Characterization of Surface Foraging Behaviors of Southern Resident Killer Whales from Aerial Photographs
- Author(s): Shedd, Taylor;
- et al.

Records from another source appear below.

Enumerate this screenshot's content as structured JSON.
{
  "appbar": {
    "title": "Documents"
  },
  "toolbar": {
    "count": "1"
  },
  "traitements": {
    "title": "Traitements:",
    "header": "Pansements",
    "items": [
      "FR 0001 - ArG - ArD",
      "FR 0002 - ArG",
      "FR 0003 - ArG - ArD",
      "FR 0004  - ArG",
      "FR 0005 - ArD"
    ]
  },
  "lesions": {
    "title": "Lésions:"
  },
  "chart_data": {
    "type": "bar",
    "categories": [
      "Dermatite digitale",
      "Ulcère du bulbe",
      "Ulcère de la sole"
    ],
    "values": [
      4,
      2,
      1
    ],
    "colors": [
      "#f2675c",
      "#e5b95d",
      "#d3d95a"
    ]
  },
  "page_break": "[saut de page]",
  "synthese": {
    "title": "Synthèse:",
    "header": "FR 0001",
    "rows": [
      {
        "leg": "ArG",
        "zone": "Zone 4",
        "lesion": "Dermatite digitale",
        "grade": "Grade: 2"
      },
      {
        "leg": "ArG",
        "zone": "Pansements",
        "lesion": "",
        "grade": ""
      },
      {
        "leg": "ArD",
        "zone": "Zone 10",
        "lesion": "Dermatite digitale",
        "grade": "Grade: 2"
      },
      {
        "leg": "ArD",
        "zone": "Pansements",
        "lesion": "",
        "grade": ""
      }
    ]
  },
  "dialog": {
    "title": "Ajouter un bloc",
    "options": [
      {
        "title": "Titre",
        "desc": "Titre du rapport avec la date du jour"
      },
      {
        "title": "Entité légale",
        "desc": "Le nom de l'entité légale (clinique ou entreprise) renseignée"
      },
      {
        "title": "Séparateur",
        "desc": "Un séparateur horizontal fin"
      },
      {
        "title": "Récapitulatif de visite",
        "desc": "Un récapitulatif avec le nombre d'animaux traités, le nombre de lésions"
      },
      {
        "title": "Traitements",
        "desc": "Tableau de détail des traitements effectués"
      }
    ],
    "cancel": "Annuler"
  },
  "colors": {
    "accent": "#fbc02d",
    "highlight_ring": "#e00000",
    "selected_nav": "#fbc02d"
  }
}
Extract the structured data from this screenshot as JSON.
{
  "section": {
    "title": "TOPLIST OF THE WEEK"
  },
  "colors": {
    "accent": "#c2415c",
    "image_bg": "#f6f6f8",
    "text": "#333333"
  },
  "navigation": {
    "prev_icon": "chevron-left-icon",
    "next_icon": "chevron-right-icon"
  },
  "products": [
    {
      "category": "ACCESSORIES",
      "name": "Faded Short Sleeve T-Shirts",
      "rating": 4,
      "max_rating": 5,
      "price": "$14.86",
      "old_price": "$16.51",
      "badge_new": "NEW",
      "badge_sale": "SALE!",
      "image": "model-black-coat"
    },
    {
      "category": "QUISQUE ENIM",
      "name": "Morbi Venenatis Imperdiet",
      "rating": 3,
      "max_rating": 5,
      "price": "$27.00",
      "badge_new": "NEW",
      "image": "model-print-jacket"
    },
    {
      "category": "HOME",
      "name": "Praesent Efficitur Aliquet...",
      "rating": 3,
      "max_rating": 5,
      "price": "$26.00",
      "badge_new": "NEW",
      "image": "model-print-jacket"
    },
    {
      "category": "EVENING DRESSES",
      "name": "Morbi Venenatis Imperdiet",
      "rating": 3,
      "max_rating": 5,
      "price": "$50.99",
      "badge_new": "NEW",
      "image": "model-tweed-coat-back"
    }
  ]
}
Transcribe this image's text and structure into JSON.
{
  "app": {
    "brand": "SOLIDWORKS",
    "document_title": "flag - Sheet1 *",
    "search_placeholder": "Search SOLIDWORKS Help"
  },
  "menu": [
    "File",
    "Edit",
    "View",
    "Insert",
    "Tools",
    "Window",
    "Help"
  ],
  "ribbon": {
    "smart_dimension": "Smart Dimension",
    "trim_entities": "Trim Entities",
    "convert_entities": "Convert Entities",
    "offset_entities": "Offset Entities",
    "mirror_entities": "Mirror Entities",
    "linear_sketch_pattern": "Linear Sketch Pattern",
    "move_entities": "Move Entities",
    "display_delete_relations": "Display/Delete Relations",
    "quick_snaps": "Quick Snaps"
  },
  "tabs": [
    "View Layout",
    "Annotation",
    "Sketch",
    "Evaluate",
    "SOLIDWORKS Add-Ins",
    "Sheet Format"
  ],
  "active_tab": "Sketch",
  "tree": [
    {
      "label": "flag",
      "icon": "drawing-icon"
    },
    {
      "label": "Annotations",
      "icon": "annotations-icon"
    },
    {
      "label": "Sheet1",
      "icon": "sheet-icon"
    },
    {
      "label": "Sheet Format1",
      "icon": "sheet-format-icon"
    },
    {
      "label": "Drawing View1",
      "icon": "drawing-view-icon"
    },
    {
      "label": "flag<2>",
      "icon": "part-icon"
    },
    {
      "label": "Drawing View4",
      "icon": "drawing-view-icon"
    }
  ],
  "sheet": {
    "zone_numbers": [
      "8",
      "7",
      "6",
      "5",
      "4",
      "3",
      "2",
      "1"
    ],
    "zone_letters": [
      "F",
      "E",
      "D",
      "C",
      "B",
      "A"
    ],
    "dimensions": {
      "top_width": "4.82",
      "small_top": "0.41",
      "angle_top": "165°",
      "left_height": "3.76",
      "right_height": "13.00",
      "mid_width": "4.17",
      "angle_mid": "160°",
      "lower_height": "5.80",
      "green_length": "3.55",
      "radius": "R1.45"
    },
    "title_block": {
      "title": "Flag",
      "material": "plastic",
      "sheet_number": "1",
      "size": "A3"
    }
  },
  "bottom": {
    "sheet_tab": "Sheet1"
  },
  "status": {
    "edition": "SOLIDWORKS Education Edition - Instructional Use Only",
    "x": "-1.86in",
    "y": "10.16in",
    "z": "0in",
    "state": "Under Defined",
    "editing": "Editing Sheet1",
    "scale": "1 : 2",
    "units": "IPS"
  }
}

The endangered Southern Resident Killer Whale (SRKW) population is an icon of the Pacific Northeast. The population has experienced a 10 percent decline in population since 2005 and now number only 76 individuals, the lowest abundance in more than 30 years. The SRKWs have been shown to be food-limited with declines in survival and reproduction in years following low salmon availability. Diet studies conducted on the SRKWs have shown a strong prey preference for Chinook salmon (Oncorhynchus tshawytscha) in the summer, yet uncertainty remains about prey preferences and foraging behavior. To help fill this data gap, I used high-resolution aerial images to quantify and describe foraging behavior from a new perspective. Specifically, I reviewed images collected by a small unmanned hexacopter during five individual month-long field efforts between 2015 and 2017. From this collection 29 distinct foraging events were documented in 2,384 images that allowed for photogrammetry measurements of fish size, and species identification of fish preyed upon. The data show that there is a clear difference in the size of fish chased versus the size of fish confirmed to be captured and shared with other members of the pod, suggesting that the whales may be selectively targeting certain size or age classes of fish. Most of the fish observed within the study were determined to be Chinook salmon with the possibility of other salmonid species also being preyed upon. Of the 18 successful foraging events, prey-sharing occurred 88% of the time, with 62.5% of prey-sharing behavior occurring between mothers and calves. This knowledge is important to the successful management and protection of this unique and critically endangered population. Knowing targeted species and size classes of fish can allow for better fishing and recovery strategies, which may lead to increased foraging success of the SRKWs.